Web page and app entries
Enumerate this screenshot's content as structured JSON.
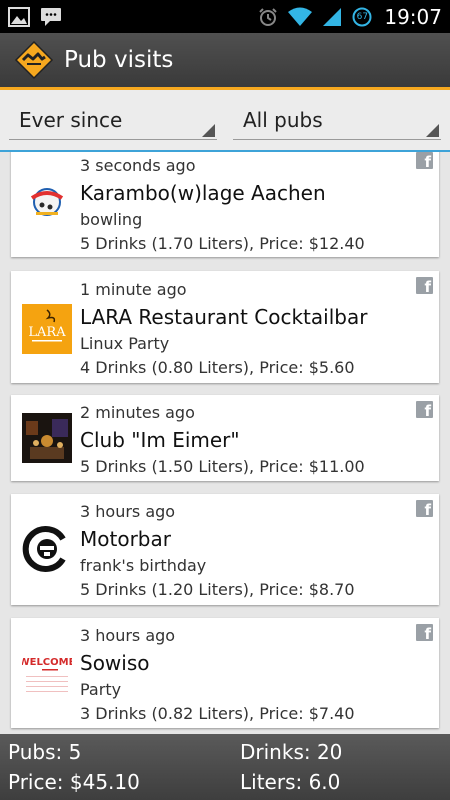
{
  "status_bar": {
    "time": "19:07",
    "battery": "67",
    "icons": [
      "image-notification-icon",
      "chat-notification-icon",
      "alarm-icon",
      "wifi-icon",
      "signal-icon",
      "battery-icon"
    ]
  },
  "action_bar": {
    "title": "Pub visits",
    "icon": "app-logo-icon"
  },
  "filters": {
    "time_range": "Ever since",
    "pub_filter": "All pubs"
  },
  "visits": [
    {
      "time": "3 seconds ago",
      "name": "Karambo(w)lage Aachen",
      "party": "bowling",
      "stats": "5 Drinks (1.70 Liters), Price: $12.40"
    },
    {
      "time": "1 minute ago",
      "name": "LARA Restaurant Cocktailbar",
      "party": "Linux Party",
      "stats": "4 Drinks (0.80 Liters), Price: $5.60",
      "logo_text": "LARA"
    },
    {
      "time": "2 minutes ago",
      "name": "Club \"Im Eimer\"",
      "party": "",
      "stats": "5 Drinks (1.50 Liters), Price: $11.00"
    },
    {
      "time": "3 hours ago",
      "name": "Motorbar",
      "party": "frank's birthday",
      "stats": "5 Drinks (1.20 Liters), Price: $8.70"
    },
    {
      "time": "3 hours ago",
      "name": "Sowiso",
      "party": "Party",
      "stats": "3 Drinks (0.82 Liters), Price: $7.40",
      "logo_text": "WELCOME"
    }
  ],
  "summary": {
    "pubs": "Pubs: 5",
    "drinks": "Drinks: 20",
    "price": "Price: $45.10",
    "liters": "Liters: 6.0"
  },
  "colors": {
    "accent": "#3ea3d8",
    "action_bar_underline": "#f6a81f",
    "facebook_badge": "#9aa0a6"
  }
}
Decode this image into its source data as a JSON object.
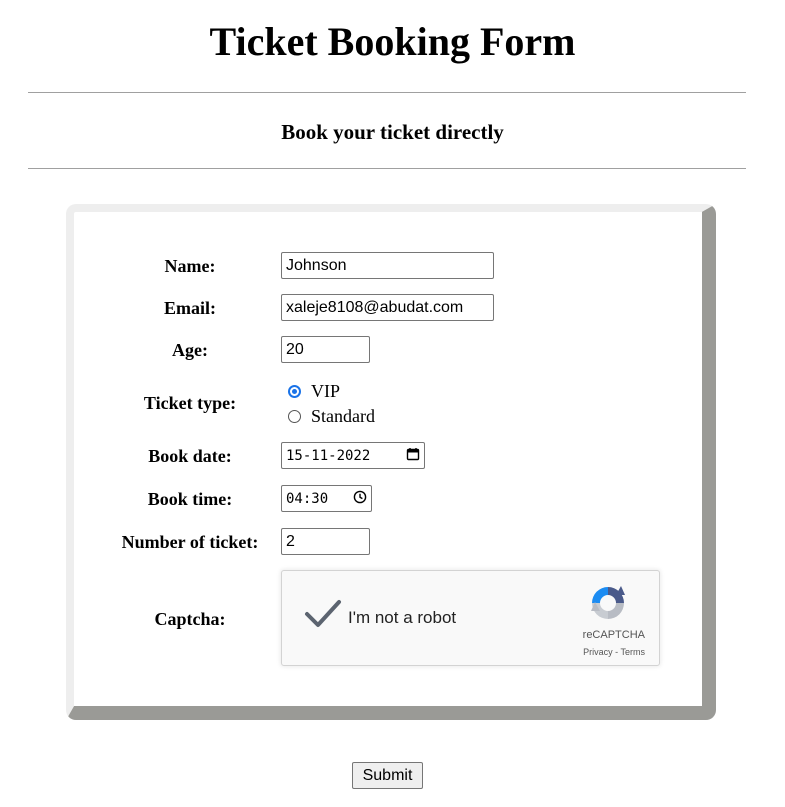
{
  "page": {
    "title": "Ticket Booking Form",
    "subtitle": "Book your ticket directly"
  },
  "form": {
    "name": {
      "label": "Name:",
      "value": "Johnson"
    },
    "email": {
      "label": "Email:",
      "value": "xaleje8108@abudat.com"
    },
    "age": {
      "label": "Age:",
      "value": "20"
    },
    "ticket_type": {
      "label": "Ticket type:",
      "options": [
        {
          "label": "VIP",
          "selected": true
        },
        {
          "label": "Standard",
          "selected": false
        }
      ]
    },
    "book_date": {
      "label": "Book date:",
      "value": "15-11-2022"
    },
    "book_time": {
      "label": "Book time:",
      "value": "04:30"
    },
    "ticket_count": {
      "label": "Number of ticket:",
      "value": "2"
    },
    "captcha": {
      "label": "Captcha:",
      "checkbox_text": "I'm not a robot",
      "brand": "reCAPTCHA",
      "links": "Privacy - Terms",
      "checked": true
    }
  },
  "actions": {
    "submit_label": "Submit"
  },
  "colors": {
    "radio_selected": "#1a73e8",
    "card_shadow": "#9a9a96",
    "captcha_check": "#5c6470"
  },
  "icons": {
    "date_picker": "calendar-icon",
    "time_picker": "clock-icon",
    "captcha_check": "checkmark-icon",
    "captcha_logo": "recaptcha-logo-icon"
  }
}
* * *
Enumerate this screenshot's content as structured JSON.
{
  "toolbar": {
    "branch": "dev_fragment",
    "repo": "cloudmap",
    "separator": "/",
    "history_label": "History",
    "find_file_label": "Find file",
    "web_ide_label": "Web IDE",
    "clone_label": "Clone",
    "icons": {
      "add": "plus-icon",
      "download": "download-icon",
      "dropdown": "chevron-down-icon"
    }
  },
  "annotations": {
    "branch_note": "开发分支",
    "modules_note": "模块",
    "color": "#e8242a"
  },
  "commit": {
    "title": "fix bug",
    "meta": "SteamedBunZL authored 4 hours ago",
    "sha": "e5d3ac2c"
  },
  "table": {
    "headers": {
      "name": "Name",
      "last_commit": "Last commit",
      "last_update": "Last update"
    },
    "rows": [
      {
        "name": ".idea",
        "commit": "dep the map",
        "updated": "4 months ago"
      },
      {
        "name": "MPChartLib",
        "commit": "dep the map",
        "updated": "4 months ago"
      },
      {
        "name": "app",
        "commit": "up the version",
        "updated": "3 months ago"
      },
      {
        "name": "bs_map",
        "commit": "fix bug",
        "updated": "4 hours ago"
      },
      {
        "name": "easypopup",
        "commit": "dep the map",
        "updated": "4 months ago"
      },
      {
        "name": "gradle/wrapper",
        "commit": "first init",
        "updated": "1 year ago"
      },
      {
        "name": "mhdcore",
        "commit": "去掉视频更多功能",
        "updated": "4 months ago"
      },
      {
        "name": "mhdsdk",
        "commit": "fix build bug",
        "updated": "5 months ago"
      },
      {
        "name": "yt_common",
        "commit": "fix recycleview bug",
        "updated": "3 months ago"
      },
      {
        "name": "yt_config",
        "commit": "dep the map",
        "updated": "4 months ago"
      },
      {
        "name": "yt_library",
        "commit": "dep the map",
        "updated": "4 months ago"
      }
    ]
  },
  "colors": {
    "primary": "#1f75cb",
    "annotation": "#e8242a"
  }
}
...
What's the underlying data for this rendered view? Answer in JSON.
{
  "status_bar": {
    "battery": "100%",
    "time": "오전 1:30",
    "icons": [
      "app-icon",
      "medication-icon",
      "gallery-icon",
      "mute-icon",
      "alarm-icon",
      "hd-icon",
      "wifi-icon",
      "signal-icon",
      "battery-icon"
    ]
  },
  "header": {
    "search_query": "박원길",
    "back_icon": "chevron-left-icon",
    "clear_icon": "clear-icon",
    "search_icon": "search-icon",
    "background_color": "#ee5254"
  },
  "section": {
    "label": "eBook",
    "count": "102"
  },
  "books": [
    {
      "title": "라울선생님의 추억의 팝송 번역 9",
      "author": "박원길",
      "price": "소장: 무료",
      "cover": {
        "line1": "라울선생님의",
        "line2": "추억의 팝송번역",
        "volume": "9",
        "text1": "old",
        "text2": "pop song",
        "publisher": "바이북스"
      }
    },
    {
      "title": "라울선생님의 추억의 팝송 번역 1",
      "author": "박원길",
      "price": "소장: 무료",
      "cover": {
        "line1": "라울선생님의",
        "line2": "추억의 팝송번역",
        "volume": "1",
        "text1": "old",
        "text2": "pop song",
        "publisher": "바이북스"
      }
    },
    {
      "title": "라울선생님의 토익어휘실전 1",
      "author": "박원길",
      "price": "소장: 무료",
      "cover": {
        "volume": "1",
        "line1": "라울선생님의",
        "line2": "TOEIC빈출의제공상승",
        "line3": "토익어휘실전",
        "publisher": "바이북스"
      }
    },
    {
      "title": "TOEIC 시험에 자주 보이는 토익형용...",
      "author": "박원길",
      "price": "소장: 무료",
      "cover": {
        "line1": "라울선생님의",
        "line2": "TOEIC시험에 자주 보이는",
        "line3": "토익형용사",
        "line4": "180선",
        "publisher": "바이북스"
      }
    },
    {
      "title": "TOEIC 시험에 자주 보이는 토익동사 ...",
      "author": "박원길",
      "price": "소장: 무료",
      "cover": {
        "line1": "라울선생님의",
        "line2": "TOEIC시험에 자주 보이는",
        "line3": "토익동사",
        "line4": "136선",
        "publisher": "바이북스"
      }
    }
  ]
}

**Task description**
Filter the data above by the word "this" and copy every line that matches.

**Solved problem**
Enumerate this screenshot's content as structured JSON.
Decode this image into its source data as a JSON object.
Enumerate this screenshot's content as structured JSON.
What's the underlying data for this rendered view? Answer in JSON.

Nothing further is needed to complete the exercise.